• **Exercise input**
Content starts
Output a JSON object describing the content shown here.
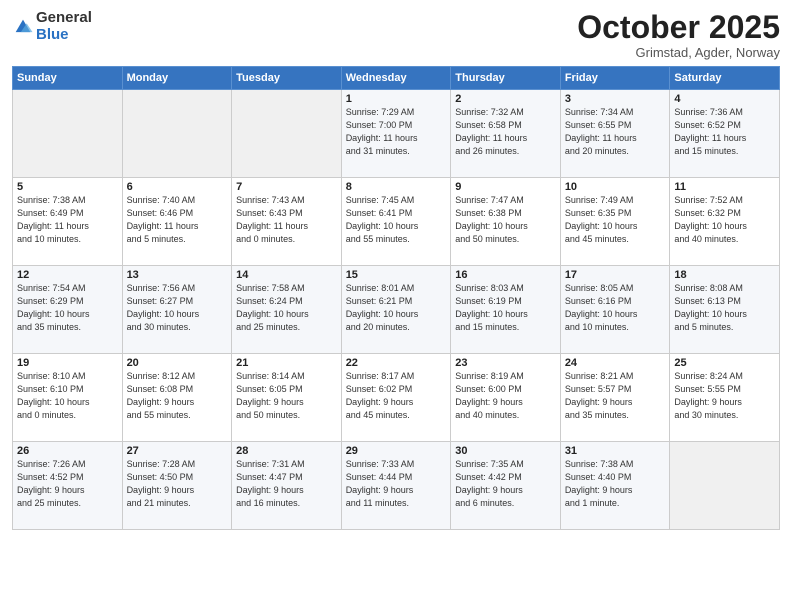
{
  "logo": {
    "general": "General",
    "blue": "Blue"
  },
  "title": "October 2025",
  "location": "Grimstad, Agder, Norway",
  "days_of_week": [
    "Sunday",
    "Monday",
    "Tuesday",
    "Wednesday",
    "Thursday",
    "Friday",
    "Saturday"
  ],
  "weeks": [
    [
      {
        "day": "",
        "info": ""
      },
      {
        "day": "",
        "info": ""
      },
      {
        "day": "",
        "info": ""
      },
      {
        "day": "1",
        "info": "Sunrise: 7:29 AM\nSunset: 7:00 PM\nDaylight: 11 hours\nand 31 minutes."
      },
      {
        "day": "2",
        "info": "Sunrise: 7:32 AM\nSunset: 6:58 PM\nDaylight: 11 hours\nand 26 minutes."
      },
      {
        "day": "3",
        "info": "Sunrise: 7:34 AM\nSunset: 6:55 PM\nDaylight: 11 hours\nand 20 minutes."
      },
      {
        "day": "4",
        "info": "Sunrise: 7:36 AM\nSunset: 6:52 PM\nDaylight: 11 hours\nand 15 minutes."
      }
    ],
    [
      {
        "day": "5",
        "info": "Sunrise: 7:38 AM\nSunset: 6:49 PM\nDaylight: 11 hours\nand 10 minutes."
      },
      {
        "day": "6",
        "info": "Sunrise: 7:40 AM\nSunset: 6:46 PM\nDaylight: 11 hours\nand 5 minutes."
      },
      {
        "day": "7",
        "info": "Sunrise: 7:43 AM\nSunset: 6:43 PM\nDaylight: 11 hours\nand 0 minutes."
      },
      {
        "day": "8",
        "info": "Sunrise: 7:45 AM\nSunset: 6:41 PM\nDaylight: 10 hours\nand 55 minutes."
      },
      {
        "day": "9",
        "info": "Sunrise: 7:47 AM\nSunset: 6:38 PM\nDaylight: 10 hours\nand 50 minutes."
      },
      {
        "day": "10",
        "info": "Sunrise: 7:49 AM\nSunset: 6:35 PM\nDaylight: 10 hours\nand 45 minutes."
      },
      {
        "day": "11",
        "info": "Sunrise: 7:52 AM\nSunset: 6:32 PM\nDaylight: 10 hours\nand 40 minutes."
      }
    ],
    [
      {
        "day": "12",
        "info": "Sunrise: 7:54 AM\nSunset: 6:29 PM\nDaylight: 10 hours\nand 35 minutes."
      },
      {
        "day": "13",
        "info": "Sunrise: 7:56 AM\nSunset: 6:27 PM\nDaylight: 10 hours\nand 30 minutes."
      },
      {
        "day": "14",
        "info": "Sunrise: 7:58 AM\nSunset: 6:24 PM\nDaylight: 10 hours\nand 25 minutes."
      },
      {
        "day": "15",
        "info": "Sunrise: 8:01 AM\nSunset: 6:21 PM\nDaylight: 10 hours\nand 20 minutes."
      },
      {
        "day": "16",
        "info": "Sunrise: 8:03 AM\nSunset: 6:19 PM\nDaylight: 10 hours\nand 15 minutes."
      },
      {
        "day": "17",
        "info": "Sunrise: 8:05 AM\nSunset: 6:16 PM\nDaylight: 10 hours\nand 10 minutes."
      },
      {
        "day": "18",
        "info": "Sunrise: 8:08 AM\nSunset: 6:13 PM\nDaylight: 10 hours\nand 5 minutes."
      }
    ],
    [
      {
        "day": "19",
        "info": "Sunrise: 8:10 AM\nSunset: 6:10 PM\nDaylight: 10 hours\nand 0 minutes."
      },
      {
        "day": "20",
        "info": "Sunrise: 8:12 AM\nSunset: 6:08 PM\nDaylight: 9 hours\nand 55 minutes."
      },
      {
        "day": "21",
        "info": "Sunrise: 8:14 AM\nSunset: 6:05 PM\nDaylight: 9 hours\nand 50 minutes."
      },
      {
        "day": "22",
        "info": "Sunrise: 8:17 AM\nSunset: 6:02 PM\nDaylight: 9 hours\nand 45 minutes."
      },
      {
        "day": "23",
        "info": "Sunrise: 8:19 AM\nSunset: 6:00 PM\nDaylight: 9 hours\nand 40 minutes."
      },
      {
        "day": "24",
        "info": "Sunrise: 8:21 AM\nSunset: 5:57 PM\nDaylight: 9 hours\nand 35 minutes."
      },
      {
        "day": "25",
        "info": "Sunrise: 8:24 AM\nSunset: 5:55 PM\nDaylight: 9 hours\nand 30 minutes."
      }
    ],
    [
      {
        "day": "26",
        "info": "Sunrise: 7:26 AM\nSunset: 4:52 PM\nDaylight: 9 hours\nand 25 minutes."
      },
      {
        "day": "27",
        "info": "Sunrise: 7:28 AM\nSunset: 4:50 PM\nDaylight: 9 hours\nand 21 minutes."
      },
      {
        "day": "28",
        "info": "Sunrise: 7:31 AM\nSunset: 4:47 PM\nDaylight: 9 hours\nand 16 minutes."
      },
      {
        "day": "29",
        "info": "Sunrise: 7:33 AM\nSunset: 4:44 PM\nDaylight: 9 hours\nand 11 minutes."
      },
      {
        "day": "30",
        "info": "Sunrise: 7:35 AM\nSunset: 4:42 PM\nDaylight: 9 hours\nand 6 minutes."
      },
      {
        "day": "31",
        "info": "Sunrise: 7:38 AM\nSunset: 4:40 PM\nDaylight: 9 hours\nand 1 minute."
      },
      {
        "day": "",
        "info": ""
      }
    ]
  ]
}
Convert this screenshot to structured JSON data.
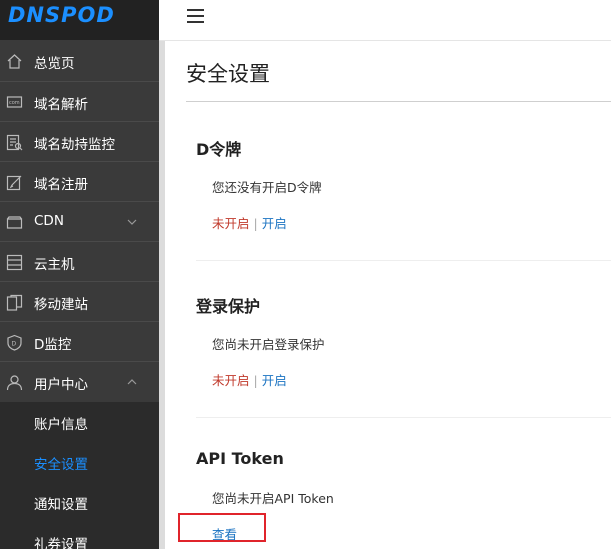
{
  "brand": {
    "logo_text": "DNSPOD",
    "accent": "#1b8fff"
  },
  "sidebar": {
    "items": [
      {
        "label": "总览页",
        "icon": "home-icon"
      },
      {
        "label": "域名解析",
        "icon": "dns-icon"
      },
      {
        "label": "域名劫持监控",
        "icon": "monitor-list-icon"
      },
      {
        "label": "域名注册",
        "icon": "edit-icon"
      },
      {
        "label": "CDN",
        "icon": "cloud-icon",
        "expandable": true
      },
      {
        "label": "云主机",
        "icon": "server-icon"
      },
      {
        "label": "移动建站",
        "icon": "mobile-site-icon"
      },
      {
        "label": "D监控",
        "icon": "shield-icon"
      },
      {
        "label": "用户中心",
        "icon": "user-icon",
        "expanded": true
      }
    ],
    "submenu": [
      {
        "label": "账户信息"
      },
      {
        "label": "安全设置",
        "active": true
      },
      {
        "label": "通知设置"
      },
      {
        "label": "礼券设置"
      }
    ]
  },
  "main": {
    "title": "安全设置",
    "sections": [
      {
        "title": "D令牌",
        "desc": "您还没有开启D令牌",
        "status": "未开启",
        "action": "开启"
      },
      {
        "title": "登录保护",
        "desc": "您尚未开启登录保护",
        "status": "未开启",
        "action": "开启"
      },
      {
        "title": "API Token",
        "desc": "您尚未开启API Token",
        "action": "查看"
      }
    ]
  },
  "colors": {
    "sidebar_bg": "#3a3a3a",
    "link": "#1b73c2",
    "status_off": "#c0392b",
    "highlight_box": "#e0242b"
  }
}
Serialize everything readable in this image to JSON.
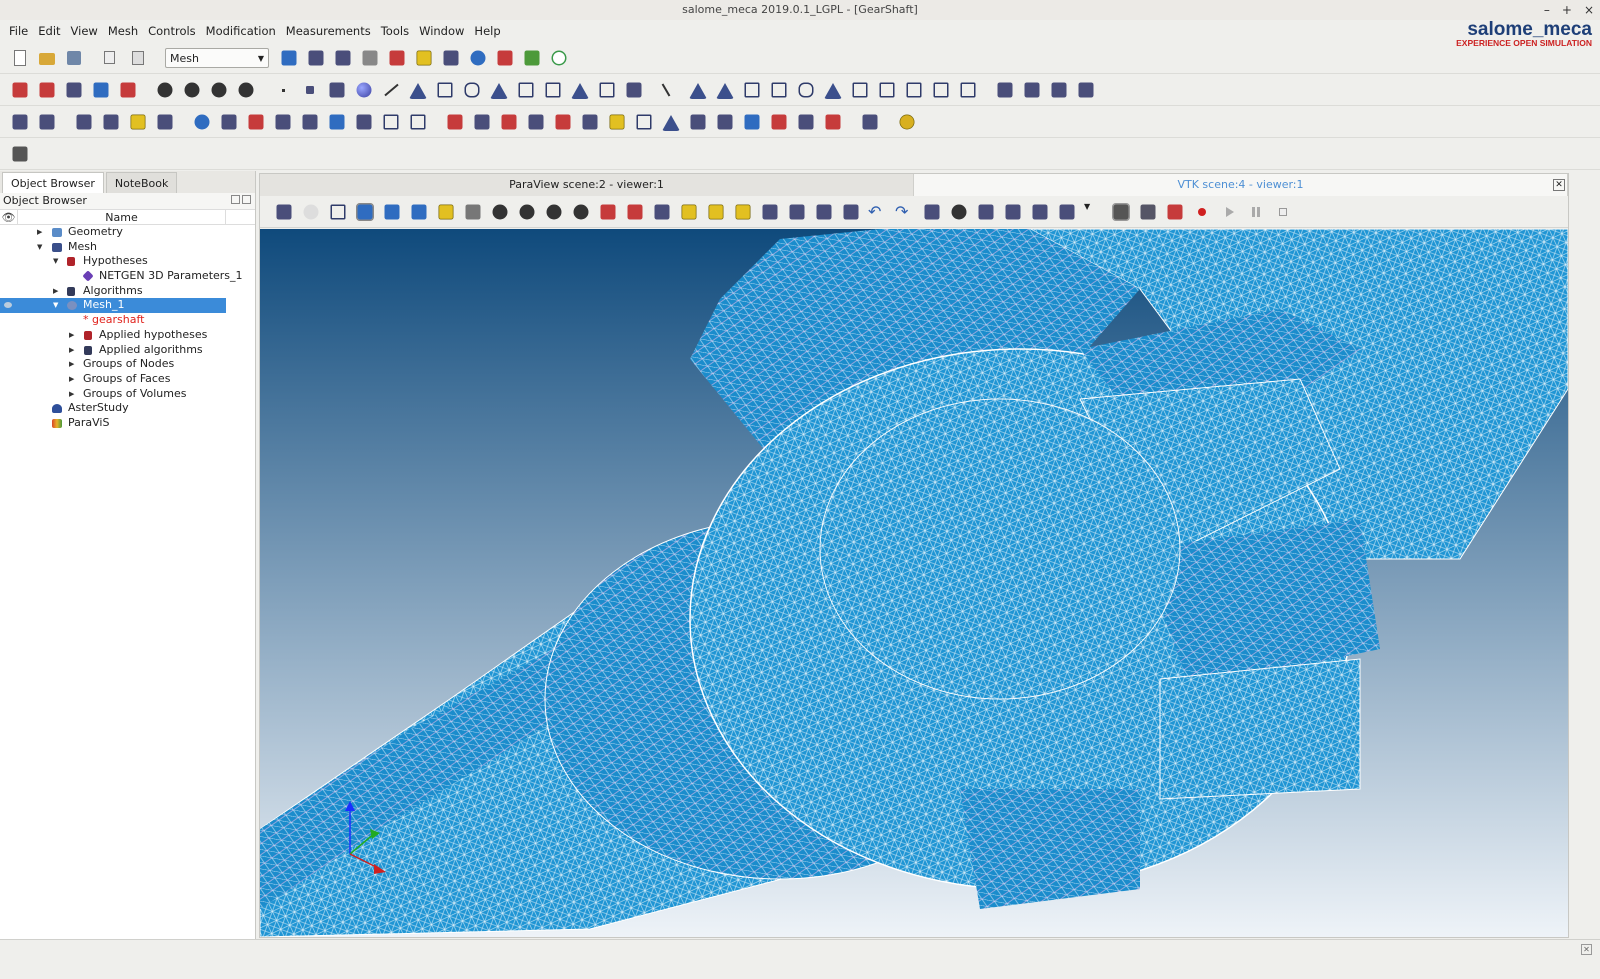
{
  "window": {
    "title": "salome_meca 2019.0.1_LGPL - [GearShaft]"
  },
  "menu": [
    "File",
    "Edit",
    "View",
    "Mesh",
    "Controls",
    "Modification",
    "Measurements",
    "Tools",
    "Window",
    "Help"
  ],
  "logo": {
    "name": "salome_meca",
    "tagline": "EXPERIENCE OPEN SIMULATION"
  },
  "toolbar": {
    "module_combo": "Mesh"
  },
  "left_panel": {
    "tabs": [
      "Object Browser",
      "NoteBook"
    ],
    "header": "Object Browser",
    "column_name": "Name",
    "column_eye": "👁",
    "tree": [
      {
        "label": "Geometry",
        "arrow": "▶",
        "icon_color": "#5a8cc8"
      },
      {
        "label": "Mesh",
        "arrow": "▼",
        "icon_color": "#3a4f8a"
      },
      {
        "label": "Hypotheses",
        "arrow": "▼",
        "icon_color": "#b0232a"
      },
      {
        "label": "NETGEN 3D Parameters_1",
        "arrow": "",
        "icon_color": "#6a3fb5"
      },
      {
        "label": "Algorithms",
        "arrow": "▶",
        "icon_color": "#333a5a"
      },
      {
        "label": "Mesh_1",
        "arrow": "▼",
        "icon_color": "#7a90c0"
      },
      {
        "label": "* gearshaft",
        "arrow": "",
        "icon_color": ""
      },
      {
        "label": "Applied hypotheses",
        "arrow": "▶",
        "icon_color": "#b0232a"
      },
      {
        "label": "Applied algorithms",
        "arrow": "▶",
        "icon_color": "#333a5a"
      },
      {
        "label": "Groups of Nodes",
        "arrow": "▶",
        "icon_color": ""
      },
      {
        "label": "Groups of Faces",
        "arrow": "▶",
        "icon_color": ""
      },
      {
        "label": "Groups of Volumes",
        "arrow": "▶",
        "icon_color": ""
      },
      {
        "label": "AsterStudy",
        "arrow": "",
        "icon_color": "#2e4f9a"
      },
      {
        "label": "ParaViS",
        "arrow": "",
        "icon_color": "#d9462a"
      }
    ]
  },
  "viewer": {
    "tabs": [
      "ParaView scene:2 - viewer:1",
      "VTK scene:4 - viewer:1"
    ],
    "close": "✕",
    "mesh_color": "#2294d2"
  },
  "status": {
    "corner": "✕"
  }
}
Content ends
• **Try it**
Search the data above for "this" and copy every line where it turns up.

• **Answer to the problem**
Convert this screenshot to structured JSON data.
Serialize everything readable in this image to JSON.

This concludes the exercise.